The work presented in this thesis comprises research into degradation paths that cause corrosion of different components of solar photovoltaic (PV) cells and quantifies the impact of corrosion on the energy yield of PV modules.
PV modules are exposed to different climatic conditions when they are installed in the field. This exposure causes various degradation modes which affect their reliability to produce electricity and their overall durability. Harsh environments can decrease the lifetime of a PV module below 25 years, which is the threshold lifetime suggested for all climates by most PV manufacturers. Crucially, this is also the expected period over which the cost of generated electricity is most often based yet has not been validated given the relative youth of the PV market. Reduction of the PV module lifetime through degradation and failures can significantly affect the financial and technical viability of solar PV as a source of clean electricity and more robust predictions of module lifetime are urgently required.

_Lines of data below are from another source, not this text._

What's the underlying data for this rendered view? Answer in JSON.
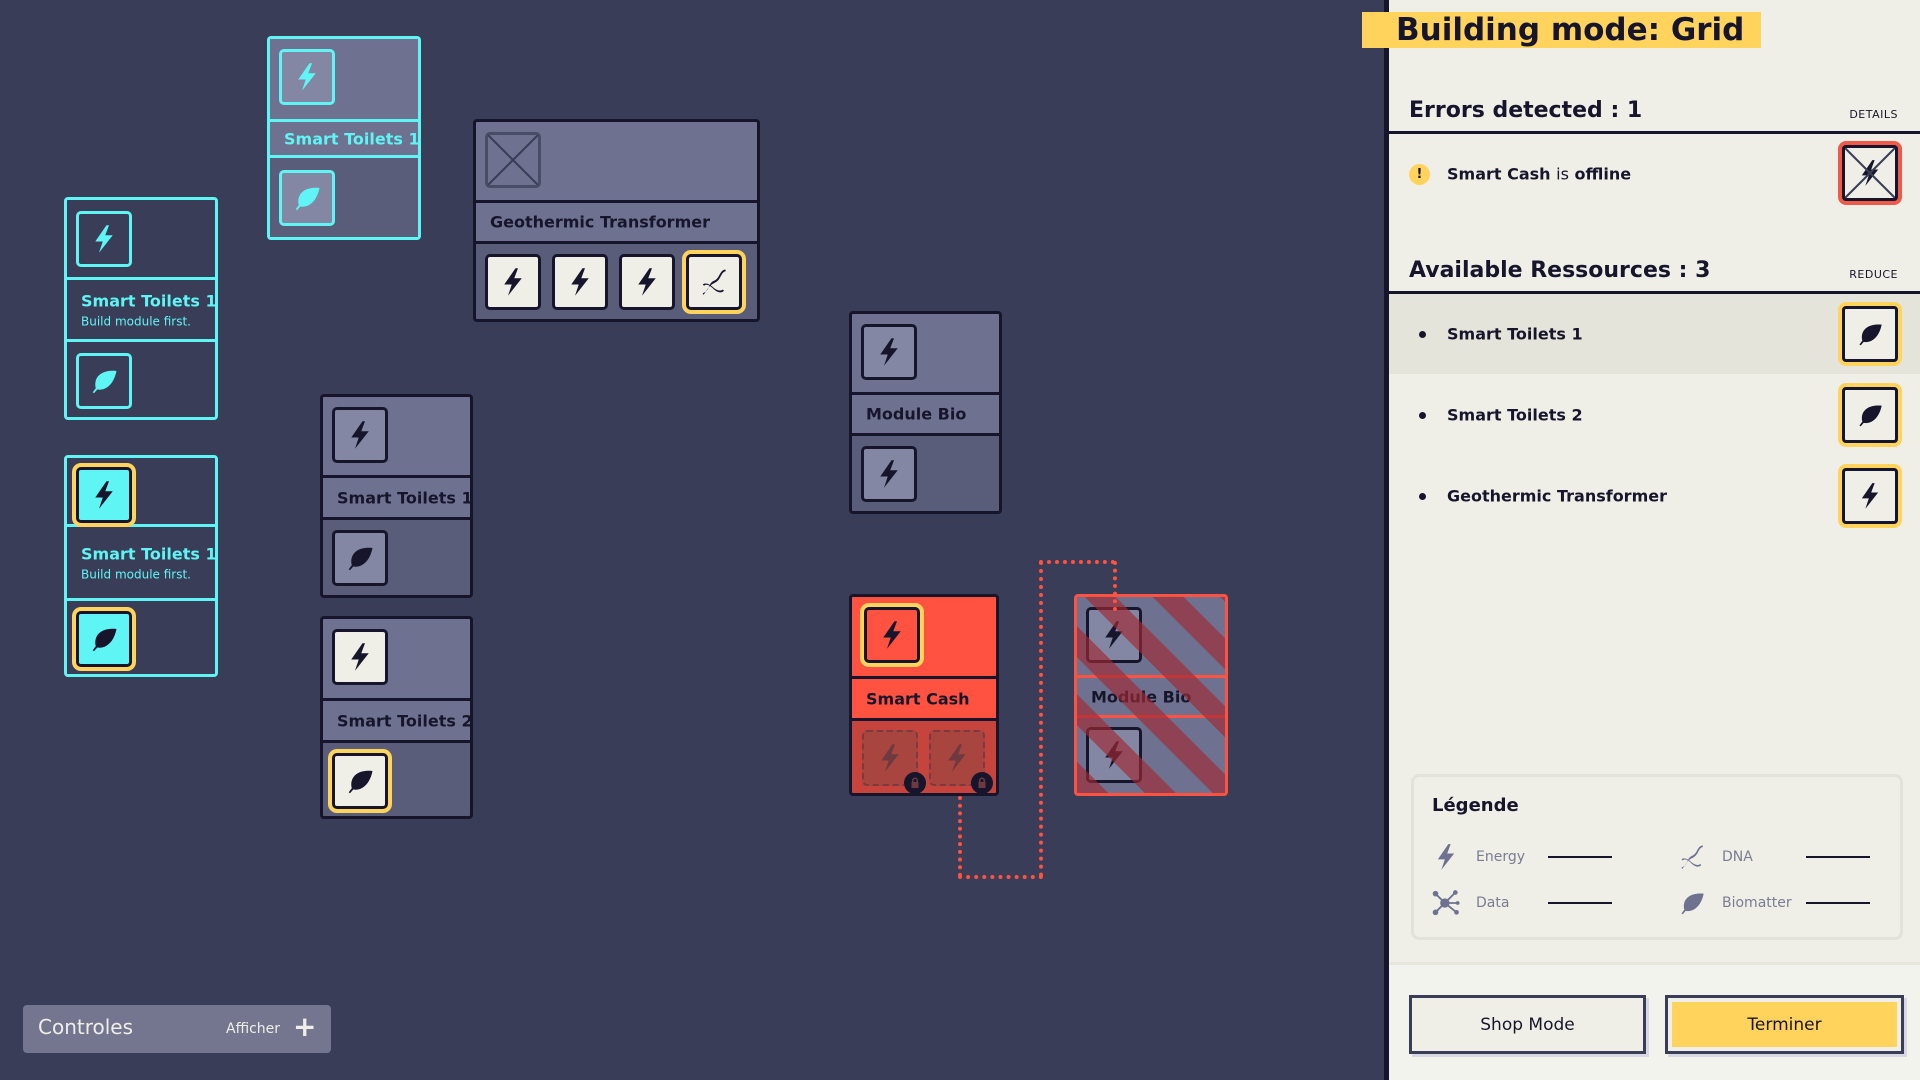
{
  "colors": {
    "background": "#3a3d57",
    "accent_cyan": "#5ff5f5",
    "accent_yellow": "#ffd35c",
    "error_red": "#ff5240",
    "panel": "#efefe8"
  },
  "grid": {
    "cards": [
      {
        "name": "Smart Toilets 1",
        "state": "preview"
      },
      {
        "name": "Smart Toilets 1",
        "subtitle": "Build module first.",
        "state": "ghost"
      },
      {
        "name": "Smart Toilets 1",
        "subtitle": "Build module first.",
        "state": "ghost-selected"
      },
      {
        "name": "Geothermic Transformer",
        "state": "placed"
      },
      {
        "name": "Smart Toilets 1",
        "state": "placed"
      },
      {
        "name": "Smart Toilets 2",
        "state": "placed"
      },
      {
        "name": "Module Bio",
        "state": "placed"
      },
      {
        "name": "Smart Cash",
        "state": "offline"
      },
      {
        "name": "Module Bio",
        "state": "invalid"
      }
    ]
  },
  "controls": {
    "title": "Controles",
    "action": "Afficher",
    "icon": "plus-icon"
  },
  "panel": {
    "title": "Building mode: Grid",
    "errors": {
      "heading": "Errors detected : 1",
      "action": "DETAILS",
      "items": [
        {
          "subject": "Smart Cash",
          "verb": "is",
          "state": "offline",
          "icon": "bolt-crossed-icon"
        }
      ]
    },
    "resources": {
      "heading": "Available Ressources : 3",
      "action": "REDUCE",
      "items": [
        {
          "name": "Smart Toilets 1",
          "icon": "leaf-icon"
        },
        {
          "name": "Smart Toilets 2",
          "icon": "leaf-icon"
        },
        {
          "name": "Geothermic Transformer",
          "icon": "bolt-icon"
        }
      ]
    },
    "legend": {
      "title": "Légende",
      "items": [
        {
          "label": "Energy",
          "icon": "bolt-icon"
        },
        {
          "label": "DNA",
          "icon": "dna-icon"
        },
        {
          "label": "Data",
          "icon": "data-icon"
        },
        {
          "label": "Biomatter",
          "icon": "leaf-icon"
        }
      ]
    },
    "buttons": {
      "shop": "Shop Mode",
      "finish": "Terminer"
    }
  }
}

One very significant cause of failure is corrosion. Environmental moisture penetrates the PV laminates and reacts with the different polymers and metallic parts of the construction, accelerated by higher levels of temperature. From hydrolysis of the most commonly used encapsulant (Ethylene Vinyl Acetate, EVA), acetic acid is produced and attacks further the cell electrical contact metallisation, cell interconnection ribbons and back contact of the PV cells. Corrosion affects mainly the series resistance (Rs) of a PV module, causing severe decrease of the PV electrical power output, and is currently understood to be the second highest cause of energy yield loss of systems installed in the last 10 years.

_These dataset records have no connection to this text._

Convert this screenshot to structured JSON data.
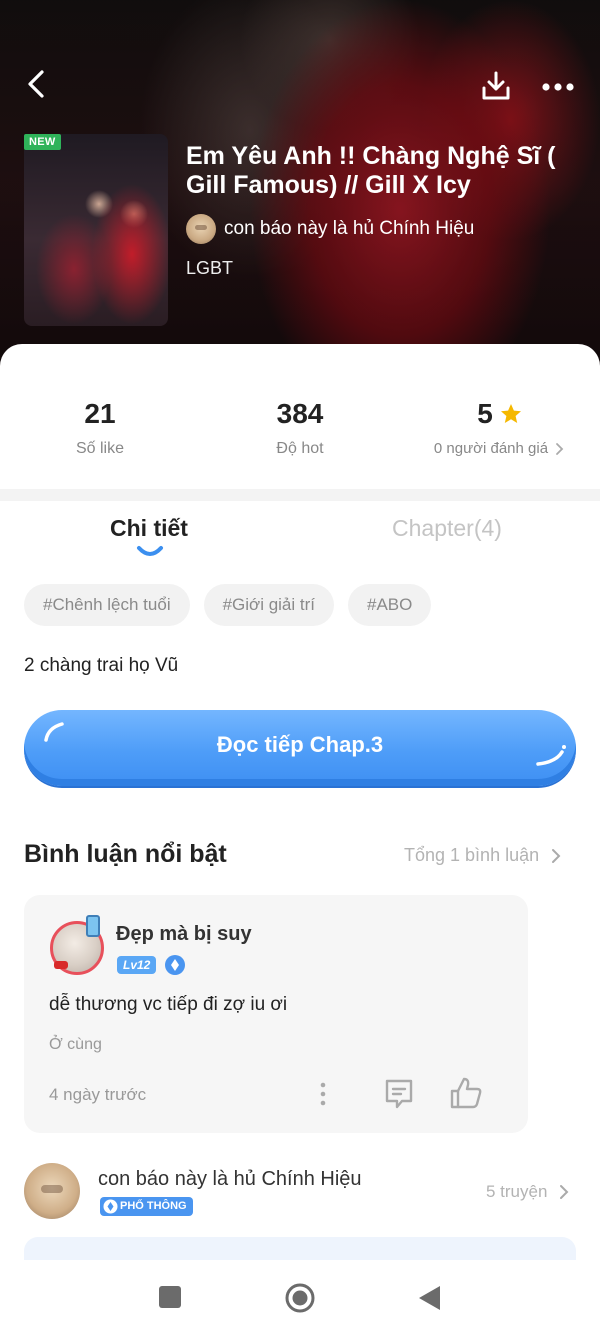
{
  "header": {
    "badge": "NEW",
    "title": "Em Yêu Anh !! Chàng Nghệ Sĩ ( Gill Famous) // Gill X Icy",
    "author": "con báo này là hủ Chính Hiệu",
    "genre": "LGBT"
  },
  "stats": {
    "likes": {
      "value": "21",
      "label": "Số like"
    },
    "hot": {
      "value": "384",
      "label": "Độ hot"
    },
    "rating": {
      "value": "5",
      "label": "0 người đánh giá"
    }
  },
  "tabs": [
    {
      "label": "Chi tiết",
      "active": true
    },
    {
      "label": "Chapter(4)",
      "active": false
    }
  ],
  "tags": [
    "#Chênh lệch tuổi",
    "#Giới giải trí",
    "#ABO"
  ],
  "description": "2 chàng trai họ Vũ",
  "cta": {
    "label": "Đọc tiếp Chap.3"
  },
  "comments": {
    "title": "Bình luận nổi bật",
    "total": "Tổng 1 bình luận",
    "items": [
      {
        "user": "Đẹp mà bị suy",
        "level": "Lv12",
        "text": "dễ thương vc tiếp đi zợ iu ơi",
        "subtext": "Ở cùng",
        "time": "4 ngày trước"
      }
    ]
  },
  "author_card": {
    "name": "con báo này là hủ Chính Hiệu",
    "badge": "PHỔ THÔNG",
    "stories": "5 truyện"
  },
  "icons": {
    "back": "back-arrow-icon",
    "download": "download-icon",
    "more": "more-horizontal-icon",
    "star": "star-icon",
    "gem": "gem-icon",
    "reply": "comment-icon",
    "like": "thumbs-up-icon"
  },
  "colors": {
    "accent": "#4e9df8",
    "star": "#f5b800",
    "new_badge": "#2fb35a",
    "tab_indicator": "#3b8fef"
  }
}
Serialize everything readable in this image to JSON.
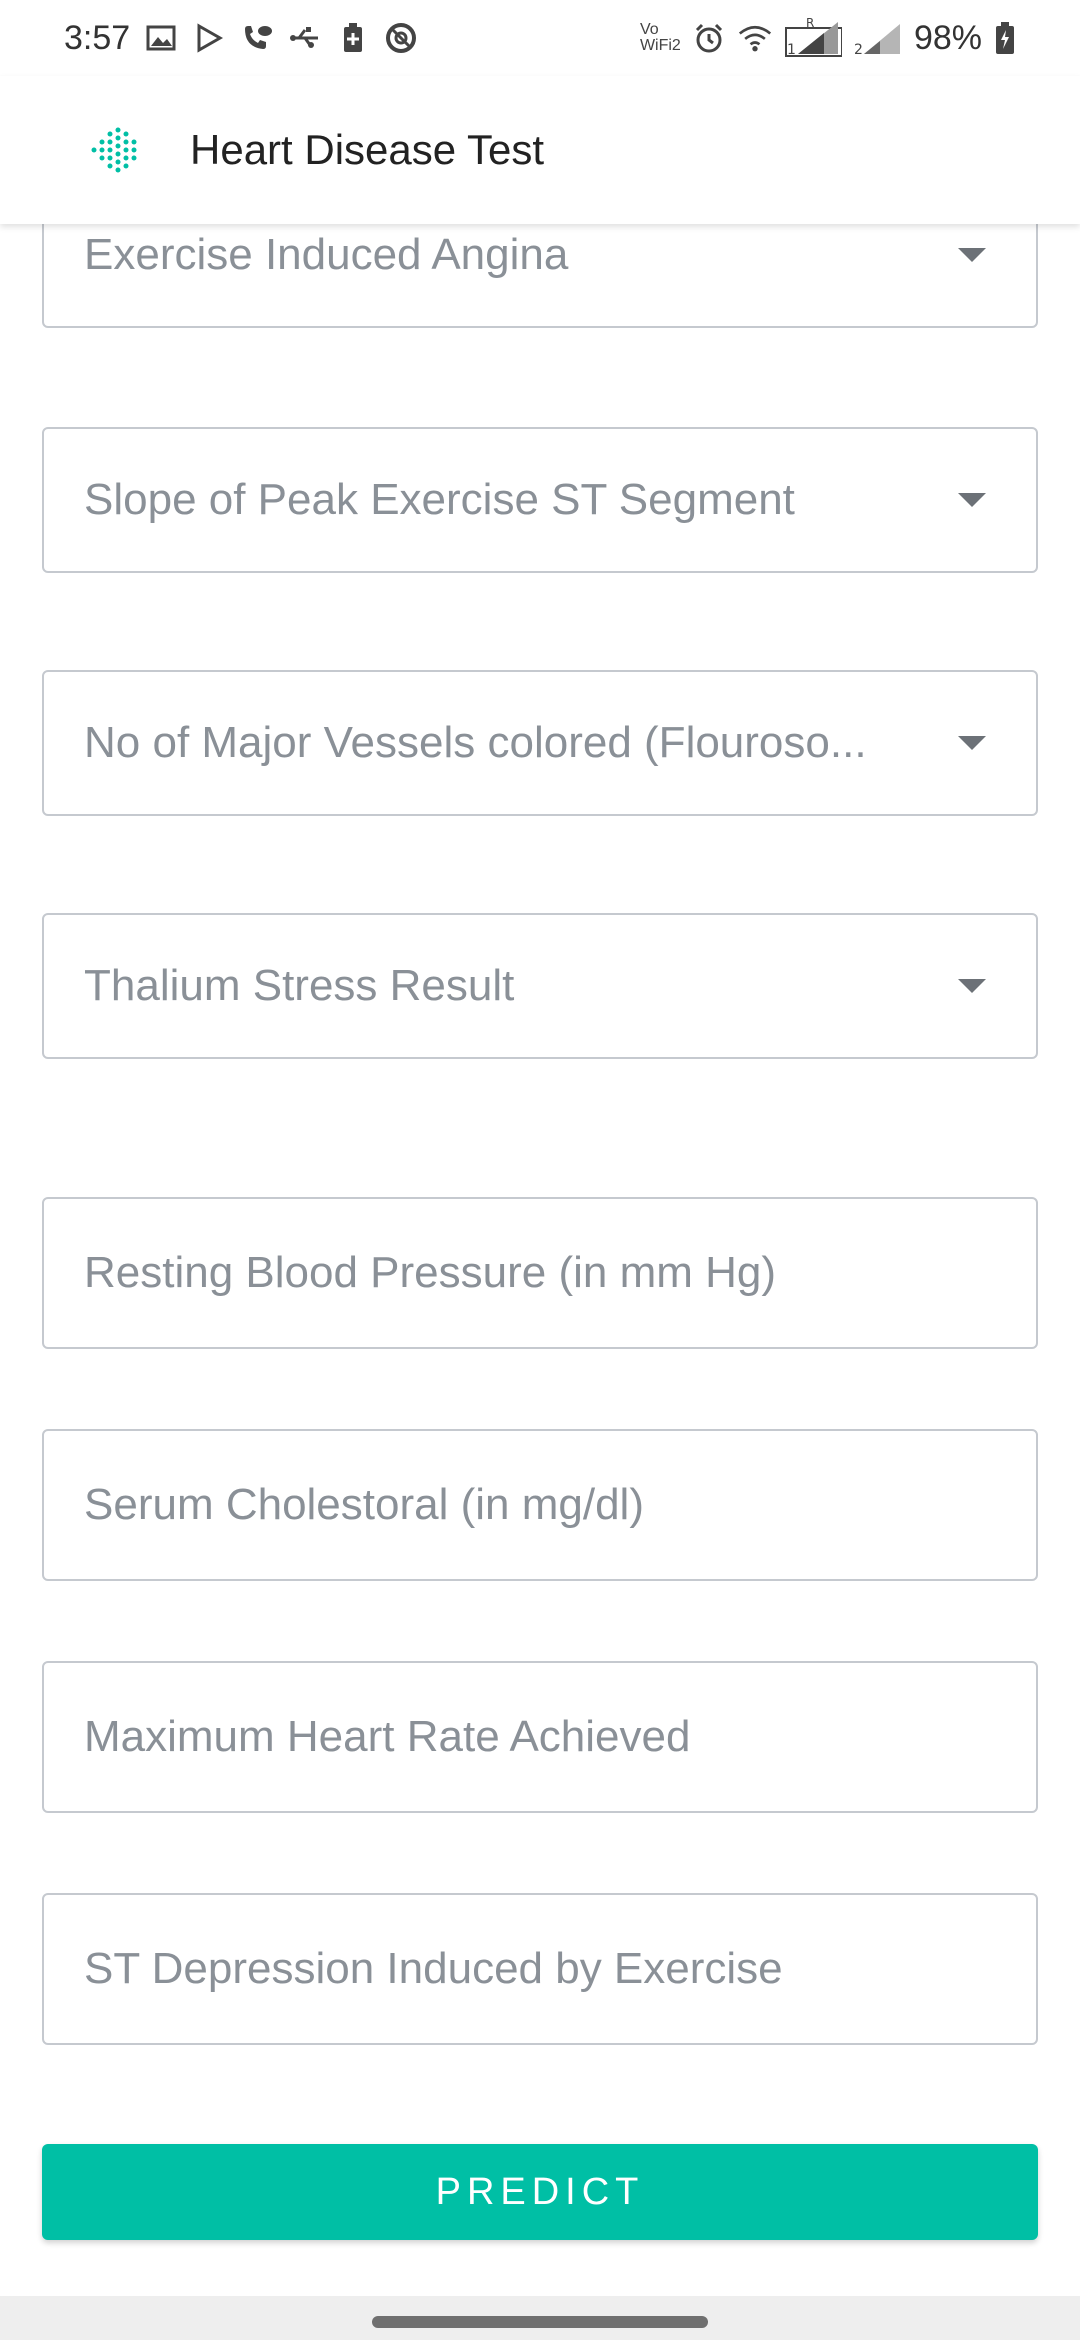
{
  "status_bar": {
    "time": "3:57",
    "vowifi_line1": "Vo",
    "vowifi_line2": "WiFi2",
    "battery": "98%"
  },
  "app_bar": {
    "title": "Heart Disease Test",
    "logo_icon": "heartbeat-dots-icon",
    "accent_color": "#00bfa5"
  },
  "form": {
    "selects": [
      {
        "placeholder": "Exercise Induced Angina"
      },
      {
        "placeholder": "Slope of Peak Exercise ST Segment"
      },
      {
        "placeholder": "No of Major Vessels colored (Flouroso..."
      },
      {
        "placeholder": "Thalium Stress Result"
      }
    ],
    "inputs": [
      {
        "placeholder": "Resting Blood Pressure (in mm Hg)"
      },
      {
        "placeholder": "Serum Cholestoral (in mg/dl)"
      },
      {
        "placeholder": "Maximum Heart Rate Achieved"
      },
      {
        "placeholder": "ST Depression Induced by Exercise"
      }
    ],
    "predict_label": "PREDICT"
  }
}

The main areas requiring research have been identified as: determination of the temporal evolution of the distribution of moisture content within a PV module subjected to a given environment; full understanding of the chemical reactions taking place and separation of the impact of the different component degradation on the PV performance of a PV module; investigation of the corrosion impact on the performance of PV modules exposed to outdoor conditions, for a non-tropical climate.
The paths that the moisture follows within a PV module have been already investigated through theoretical simulations. However, these simulations currently lack rigorous experimental validation, that includes accurate values of moisture concentration accumulated within a PV module. To this end, a method that measures the equilibrium moisture content absorbed by the polymers contained in a PV module is applied, accompanied by a non-destructive method for the quantification of the moisture presence within a PV module. The values that result from the moisture measurements are used for verification of theoretical simulations implemented with COMSOL Multiphysics. Values of moisture concentration at different positions within a PV module are needed for understanding of the corrosion of the different metallic components contained in a PV module.
Published studies of the various mechanisms of corrosion of different components of a PV cell exist but stop short of relating this to power output. This is addressed here, in which a method that separates the impact of each mechanism on the degradation of the electrical power output is presented, thus allowing prediction of specific failure modes for a given bill of materials and operating environment. Half encapsulated PV cells (with either front or rear side exposed) are immersed in acetic acid baths or stored in an environment of high level of relative humidity and temperature (damp heat conditions). The results are compared to the findings of fully encapsulated PV modules aged under the same damp heat (DH) conditions. Both electrical and material characterisation are involved for identification of the different mechanisms. Results show that the most severe degradation is caused by accumulation of acetic acid on the front side of the solar cells. Although aluminium reacts severely with moisture, the aluminium back contact corrosion was found to be a negligible failure mode for fully encapsulated PV modules. Additionally, the impact of different back sheets on corrosion is studied, which again seems to be negligible, as the moisture accumulated at the front side of a PV cell is mainly affected by the diffusion coefficient of the encapsulant.
Finally, the impact of corrosion on PV modules installed in the field is poorly addressed in current literature, especially for PV modules exposed to non-tropical climates. The simulations available are not based on the physics of the degradation mode, but are empirical relationships whose parameters are extracted by fitting to indoor performance data. This approach makes these methods unreliable for outdoor predictions. Moreover, they are not validated against real outdoor data. The research in this work has achieved a method to partially understand this effect, as it is very difficult to separate the electrical signatures of different failure modes that occur simultaneously. The method involves the estimation of the series resistance evolution of PV modules operating at Loughborough University for 7 years, combined with visual inspection. The results show that seven years is a short period to observe significant corrosion in a temperate climate, but the method applied is adequate for its detection.